Write out the records below once more, exactly and completely.

▶ **RECORD EXTRACTS**
'''

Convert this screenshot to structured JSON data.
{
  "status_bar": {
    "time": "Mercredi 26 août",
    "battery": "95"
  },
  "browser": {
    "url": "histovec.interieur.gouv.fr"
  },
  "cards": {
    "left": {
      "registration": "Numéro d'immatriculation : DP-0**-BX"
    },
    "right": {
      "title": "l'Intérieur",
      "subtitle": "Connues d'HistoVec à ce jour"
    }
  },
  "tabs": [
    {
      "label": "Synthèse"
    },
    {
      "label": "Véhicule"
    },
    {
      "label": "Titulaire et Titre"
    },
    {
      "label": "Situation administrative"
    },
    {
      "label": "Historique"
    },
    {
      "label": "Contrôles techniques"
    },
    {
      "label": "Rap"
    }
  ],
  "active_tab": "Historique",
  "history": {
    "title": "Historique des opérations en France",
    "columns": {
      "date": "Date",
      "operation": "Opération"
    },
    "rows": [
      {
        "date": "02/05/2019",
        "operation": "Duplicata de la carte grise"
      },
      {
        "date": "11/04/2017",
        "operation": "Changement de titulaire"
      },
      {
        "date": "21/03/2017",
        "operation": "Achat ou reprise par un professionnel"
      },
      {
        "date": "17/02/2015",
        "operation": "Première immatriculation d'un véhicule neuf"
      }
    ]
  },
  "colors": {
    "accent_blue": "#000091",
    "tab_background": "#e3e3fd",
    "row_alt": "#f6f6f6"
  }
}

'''

▶ **TASK OUTPUT**
Convert this screenshot to structured JSON data.
{
  "status_bar": {
    "time": "Mercredi 26 août",
    "battery": "95"
  },
  "browser": {
    "url": "histovec.interieur.gouv.fr"
  },
  "cards": {
    "left": {
      "registration": "Numéro d'immatriculation : DP-0**-BX"
    },
    "right": {
      "title": "l'Intérieur",
      "subtitle": "Connues d'HistoVec à ce jour"
    }
  },
  "tabs": [
    {
      "label": "Synthèse"
    },
    {
      "label": "Véhicule"
    },
    {
      "label": "Titulaire et Titre"
    },
    {
      "label": "Situation administrative"
    },
    {
      "label": "Historique"
    },
    {
      "label": "Contrôles techniques"
    },
    {
      "label": "Rap"
    }
  ],
  "active_tab": "Historique",
  "history": {
    "title": "Historique des opérations en France",
    "columns": {
      "date": "Date",
      "operation": "Opération"
    },
    "rows": [
      {
        "date": "02/05/2019",
        "operation": "Duplicata de la carte grise"
      },
      {
        "date": "11/04/2017",
        "operation": "Changement de titulaire"
      },
      {
        "date": "21/03/2017",
        "operation": "Achat ou reprise par un professionnel"
      },
      {
        "date": "17/02/2015",
        "operation": "Première immatriculation d'un véhicule neuf"
      }
    ]
  },
  "colors": {
    "accent_blue": "#000091",
    "tab_background": "#e3e3fd",
    "row_alt": "#f6f6f6"
  }
}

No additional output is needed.